AIM OF THE TASK - The full set of records needs to be retyped exactly.

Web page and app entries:

+ + + + +

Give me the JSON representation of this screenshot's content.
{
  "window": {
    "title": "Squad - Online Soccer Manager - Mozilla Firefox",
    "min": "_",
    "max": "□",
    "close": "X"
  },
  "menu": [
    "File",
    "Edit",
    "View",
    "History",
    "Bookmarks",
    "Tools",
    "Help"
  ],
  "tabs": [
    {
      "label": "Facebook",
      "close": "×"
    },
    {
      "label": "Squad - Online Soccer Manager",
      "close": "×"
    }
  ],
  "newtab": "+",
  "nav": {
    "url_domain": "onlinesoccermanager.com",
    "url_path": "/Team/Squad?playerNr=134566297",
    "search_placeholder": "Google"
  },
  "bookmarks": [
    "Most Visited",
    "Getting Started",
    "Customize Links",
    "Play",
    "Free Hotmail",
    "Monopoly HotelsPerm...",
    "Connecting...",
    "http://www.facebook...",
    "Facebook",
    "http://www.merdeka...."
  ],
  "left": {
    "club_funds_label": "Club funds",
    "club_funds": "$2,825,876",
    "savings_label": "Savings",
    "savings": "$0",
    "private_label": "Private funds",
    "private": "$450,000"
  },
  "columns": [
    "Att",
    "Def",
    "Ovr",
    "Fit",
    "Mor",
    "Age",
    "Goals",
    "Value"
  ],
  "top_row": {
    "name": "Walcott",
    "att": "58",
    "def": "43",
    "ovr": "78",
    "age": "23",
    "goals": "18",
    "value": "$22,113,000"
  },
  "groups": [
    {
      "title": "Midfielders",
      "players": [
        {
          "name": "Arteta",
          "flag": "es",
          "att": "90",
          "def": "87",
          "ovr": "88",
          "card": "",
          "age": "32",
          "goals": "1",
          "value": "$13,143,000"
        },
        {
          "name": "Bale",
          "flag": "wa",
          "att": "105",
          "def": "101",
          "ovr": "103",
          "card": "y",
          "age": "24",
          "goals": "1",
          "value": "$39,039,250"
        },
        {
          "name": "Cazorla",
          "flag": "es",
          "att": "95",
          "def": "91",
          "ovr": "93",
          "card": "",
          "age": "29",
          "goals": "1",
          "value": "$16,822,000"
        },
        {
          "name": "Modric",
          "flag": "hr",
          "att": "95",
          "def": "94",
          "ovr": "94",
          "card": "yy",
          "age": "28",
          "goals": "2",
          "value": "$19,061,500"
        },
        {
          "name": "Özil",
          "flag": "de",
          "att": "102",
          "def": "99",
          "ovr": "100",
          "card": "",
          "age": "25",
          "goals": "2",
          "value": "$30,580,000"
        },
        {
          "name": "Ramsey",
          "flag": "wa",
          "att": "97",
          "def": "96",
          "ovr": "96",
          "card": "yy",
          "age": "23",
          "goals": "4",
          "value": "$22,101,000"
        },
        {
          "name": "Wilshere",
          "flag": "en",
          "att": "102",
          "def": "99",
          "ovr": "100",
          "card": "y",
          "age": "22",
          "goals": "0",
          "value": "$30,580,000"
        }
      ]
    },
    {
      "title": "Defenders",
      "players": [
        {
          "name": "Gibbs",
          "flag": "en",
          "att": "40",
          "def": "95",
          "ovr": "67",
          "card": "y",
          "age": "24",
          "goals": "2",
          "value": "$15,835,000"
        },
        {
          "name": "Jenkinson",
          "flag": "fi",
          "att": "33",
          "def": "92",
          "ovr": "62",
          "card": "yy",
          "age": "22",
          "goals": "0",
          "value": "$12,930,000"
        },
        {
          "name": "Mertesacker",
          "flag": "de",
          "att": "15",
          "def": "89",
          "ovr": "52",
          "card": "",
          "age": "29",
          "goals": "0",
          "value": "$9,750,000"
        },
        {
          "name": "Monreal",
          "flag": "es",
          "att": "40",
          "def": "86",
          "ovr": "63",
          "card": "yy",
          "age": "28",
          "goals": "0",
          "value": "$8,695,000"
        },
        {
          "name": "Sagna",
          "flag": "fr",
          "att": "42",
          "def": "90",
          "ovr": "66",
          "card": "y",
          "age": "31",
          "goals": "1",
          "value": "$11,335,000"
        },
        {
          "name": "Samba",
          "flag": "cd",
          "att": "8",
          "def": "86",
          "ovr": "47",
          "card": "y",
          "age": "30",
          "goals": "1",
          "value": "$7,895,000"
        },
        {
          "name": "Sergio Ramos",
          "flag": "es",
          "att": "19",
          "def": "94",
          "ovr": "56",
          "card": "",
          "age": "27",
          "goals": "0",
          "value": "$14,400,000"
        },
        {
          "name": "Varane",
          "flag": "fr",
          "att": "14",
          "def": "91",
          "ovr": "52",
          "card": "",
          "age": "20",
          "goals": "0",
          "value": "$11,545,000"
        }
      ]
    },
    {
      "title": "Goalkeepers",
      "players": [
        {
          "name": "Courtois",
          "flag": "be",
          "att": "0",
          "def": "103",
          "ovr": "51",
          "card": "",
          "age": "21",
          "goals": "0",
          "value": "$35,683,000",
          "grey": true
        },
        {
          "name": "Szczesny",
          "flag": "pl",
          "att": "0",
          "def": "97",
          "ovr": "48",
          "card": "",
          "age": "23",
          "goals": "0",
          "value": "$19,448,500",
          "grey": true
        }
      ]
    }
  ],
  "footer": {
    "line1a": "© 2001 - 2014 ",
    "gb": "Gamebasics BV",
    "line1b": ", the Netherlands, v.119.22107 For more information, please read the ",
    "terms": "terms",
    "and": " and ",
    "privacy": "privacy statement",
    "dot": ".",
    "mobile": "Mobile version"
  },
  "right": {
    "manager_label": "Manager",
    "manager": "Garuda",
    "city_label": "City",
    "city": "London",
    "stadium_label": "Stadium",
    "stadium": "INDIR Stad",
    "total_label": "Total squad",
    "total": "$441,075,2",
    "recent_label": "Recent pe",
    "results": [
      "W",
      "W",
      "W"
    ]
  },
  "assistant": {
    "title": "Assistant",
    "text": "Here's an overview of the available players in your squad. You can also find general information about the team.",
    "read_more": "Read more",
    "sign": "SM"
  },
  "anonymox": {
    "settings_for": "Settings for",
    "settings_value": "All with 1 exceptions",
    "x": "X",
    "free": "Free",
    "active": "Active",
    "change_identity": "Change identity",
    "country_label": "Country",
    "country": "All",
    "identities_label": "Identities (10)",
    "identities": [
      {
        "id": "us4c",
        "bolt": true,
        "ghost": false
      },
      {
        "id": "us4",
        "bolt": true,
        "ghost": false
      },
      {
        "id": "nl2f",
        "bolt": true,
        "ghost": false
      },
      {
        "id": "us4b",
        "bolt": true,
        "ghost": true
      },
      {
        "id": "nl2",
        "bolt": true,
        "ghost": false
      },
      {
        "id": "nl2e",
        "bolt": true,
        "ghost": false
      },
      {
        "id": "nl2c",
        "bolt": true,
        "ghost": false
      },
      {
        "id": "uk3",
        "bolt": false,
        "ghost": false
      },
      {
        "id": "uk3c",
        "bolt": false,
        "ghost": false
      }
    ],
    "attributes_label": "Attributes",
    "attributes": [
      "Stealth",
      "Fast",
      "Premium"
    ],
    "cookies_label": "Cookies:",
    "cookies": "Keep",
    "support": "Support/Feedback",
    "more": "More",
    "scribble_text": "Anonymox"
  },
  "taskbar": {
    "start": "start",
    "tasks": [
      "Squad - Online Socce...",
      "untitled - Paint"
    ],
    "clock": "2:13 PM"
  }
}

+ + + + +

EXERCISE SOLUTION -
Give me the JSON representation of this screenshot's content.
{
  "window": {
    "title": "Squad - Online Soccer Manager - Mozilla Firefox",
    "min": "_",
    "max": "□",
    "close": "X"
  },
  "menu": [
    "File",
    "Edit",
    "View",
    "History",
    "Bookmarks",
    "Tools",
    "Help"
  ],
  "tabs": [
    {
      "label": "Facebook",
      "close": "×"
    },
    {
      "label": "Squad - Online Soccer Manager",
      "close": "×"
    }
  ],
  "newtab": "+",
  "nav": {
    "url_domain": "onlinesoccermanager.com",
    "url_path": "/Team/Squad?playerNr=134566297",
    "search_placeholder": "Google"
  },
  "bookmarks": [
    "Most Visited",
    "Getting Started",
    "Customize Links",
    "Play",
    "Free Hotmail",
    "Monopoly HotelsPerm...",
    "Connecting...",
    "http://www.facebook...",
    "Facebook",
    "http://www.merdeka...."
  ],
  "left": {
    "club_funds_label": "Club funds",
    "club_funds": "$2,825,876",
    "savings_label": "Savings",
    "savings": "$0",
    "private_label": "Private funds",
    "private": "$450,000"
  },
  "columns": [
    "Att",
    "Def",
    "Ovr",
    "Fit",
    "Mor",
    "Age",
    "Goals",
    "Value"
  ],
  "top_row": {
    "name": "Walcott",
    "att": "58",
    "def": "43",
    "ovr": "78",
    "age": "23",
    "goals": "18",
    "value": "$22,113,000"
  },
  "groups": [
    {
      "title": "Midfielders",
      "players": [
        {
          "name": "Arteta",
          "flag": "es",
          "att": "90",
          "def": "87",
          "ovr": "88",
          "card": "",
          "age": "32",
          "goals": "1",
          "value": "$13,143,000"
        },
        {
          "name": "Bale",
          "flag": "wa",
          "att": "105",
          "def": "101",
          "ovr": "103",
          "card": "y",
          "age": "24",
          "goals": "1",
          "value": "$39,039,250"
        },
        {
          "name": "Cazorla",
          "flag": "es",
          "att": "95",
          "def": "91",
          "ovr": "93",
          "card": "",
          "age": "29",
          "goals": "1",
          "value": "$16,822,000"
        },
        {
          "name": "Modric",
          "flag": "hr",
          "att": "95",
          "def": "94",
          "ovr": "94",
          "card": "yy",
          "age": "28",
          "goals": "2",
          "value": "$19,061,500"
        },
        {
          "name": "Özil",
          "flag": "de",
          "att": "102",
          "def": "99",
          "ovr": "100",
          "card": "",
          "age": "25",
          "goals": "2",
          "value": "$30,580,000"
        },
        {
          "name": "Ramsey",
          "flag": "wa",
          "att": "97",
          "def": "96",
          "ovr": "96",
          "card": "yy",
          "age": "23",
          "goals": "4",
          "value": "$22,101,000"
        },
        {
          "name": "Wilshere",
          "flag": "en",
          "att": "102",
          "def": "99",
          "ovr": "100",
          "card": "y",
          "age": "22",
          "goals": "0",
          "value": "$30,580,000"
        }
      ]
    },
    {
      "title": "Defenders",
      "players": [
        {
          "name": "Gibbs",
          "flag": "en",
          "att": "40",
          "def": "95",
          "ovr": "67",
          "card": "y",
          "age": "24",
          "goals": "2",
          "value": "$15,835,000"
        },
        {
          "name": "Jenkinson",
          "flag": "fi",
          "att": "33",
          "def": "92",
          "ovr": "62",
          "card": "yy",
          "age": "22",
          "goals": "0",
          "value": "$12,930,000"
        },
        {
          "name": "Mertesacker",
          "flag": "de",
          "att": "15",
          "def": "89",
          "ovr": "52",
          "card": "",
          "age": "29",
          "goals": "0",
          "value": "$9,750,000"
        },
        {
          "name": "Monreal",
          "flag": "es",
          "att": "40",
          "def": "86",
          "ovr": "63",
          "card": "yy",
          "age": "28",
          "goals": "0",
          "value": "$8,695,000"
        },
        {
          "name": "Sagna",
          "flag": "fr",
          "att": "42",
          "def": "90",
          "ovr": "66",
          "card": "y",
          "age": "31",
          "goals": "1",
          "value": "$11,335,000"
        },
        {
          "name": "Samba",
          "flag": "cd",
          "att": "8",
          "def": "86",
          "ovr": "47",
          "card": "y",
          "age": "30",
          "goals": "1",
          "value": "$7,895,000"
        },
        {
          "name": "Sergio Ramos",
          "flag": "es",
          "att": "19",
          "def": "94",
          "ovr": "56",
          "card": "",
          "age": "27",
          "goals": "0",
          "value": "$14,400,000"
        },
        {
          "name": "Varane",
          "flag": "fr",
          "att": "14",
          "def": "91",
          "ovr": "52",
          "card": "",
          "age": "20",
          "goals": "0",
          "value": "$11,545,000"
        }
      ]
    },
    {
      "title": "Goalkeepers",
      "players": [
        {
          "name": "Courtois",
          "flag": "be",
          "att": "0",
          "def": "103",
          "ovr": "51",
          "card": "",
          "age": "21",
          "goals": "0",
          "value": "$35,683,000",
          "grey": true
        },
        {
          "name": "Szczesny",
          "flag": "pl",
          "att": "0",
          "def": "97",
          "ovr": "48",
          "card": "",
          "age": "23",
          "goals": "0",
          "value": "$19,448,500",
          "grey": true
        }
      ]
    }
  ],
  "footer": {
    "line1a": "© 2001 - 2014 ",
    "gb": "Gamebasics BV",
    "line1b": ", the Netherlands, v.119.22107 For more information, please read the ",
    "terms": "terms",
    "and": " and ",
    "privacy": "privacy statement",
    "dot": ".",
    "mobile": "Mobile version"
  },
  "right": {
    "manager_label": "Manager",
    "manager": "Garuda",
    "city_label": "City",
    "city": "London",
    "stadium_label": "Stadium",
    "stadium": "INDIR Stad",
    "total_label": "Total squad",
    "total": "$441,075,2",
    "recent_label": "Recent pe",
    "results": [
      "W",
      "W",
      "W"
    ]
  },
  "assistant": {
    "title": "Assistant",
    "text": "Here's an overview of the available players in your squad. You can also find general information about the team.",
    "read_more": "Read more",
    "sign": "SM"
  },
  "anonymox": {
    "settings_for": "Settings for",
    "settings_value": "All with 1 exceptions",
    "x": "X",
    "free": "Free",
    "active": "Active",
    "change_identity": "Change identity",
    "country_label": "Country",
    "country": "All",
    "identities_label": "Identities (10)",
    "identities": [
      {
        "id": "us4c",
        "bolt": true,
        "ghost": false
      },
      {
        "id": "us4",
        "bolt": true,
        "ghost": false
      },
      {
        "id": "nl2f",
        "bolt": true,
        "ghost": false
      },
      {
        "id": "us4b",
        "bolt": true,
        "ghost": true
      },
      {
        "id": "nl2",
        "bolt": true,
        "ghost": false
      },
      {
        "id": "nl2e",
        "bolt": true,
        "ghost": false
      },
      {
        "id": "nl2c",
        "bolt": true,
        "ghost": false
      },
      {
        "id": "uk3",
        "bolt": false,
        "ghost": false
      },
      {
        "id": "uk3c",
        "bolt": false,
        "ghost": false
      }
    ],
    "attributes_label": "Attributes",
    "attributes": [
      "Stealth",
      "Fast",
      "Premium"
    ],
    "cookies_label": "Cookies:",
    "cookies": "Keep",
    "support": "Support/Feedback",
    "more": "More",
    "scribble_text": "Anonymox"
  },
  "taskbar": {
    "start": "start",
    "tasks": [
      "Squad - Online Socce...",
      "untitled - Paint"
    ],
    "clock": "2:13 PM"
  }
}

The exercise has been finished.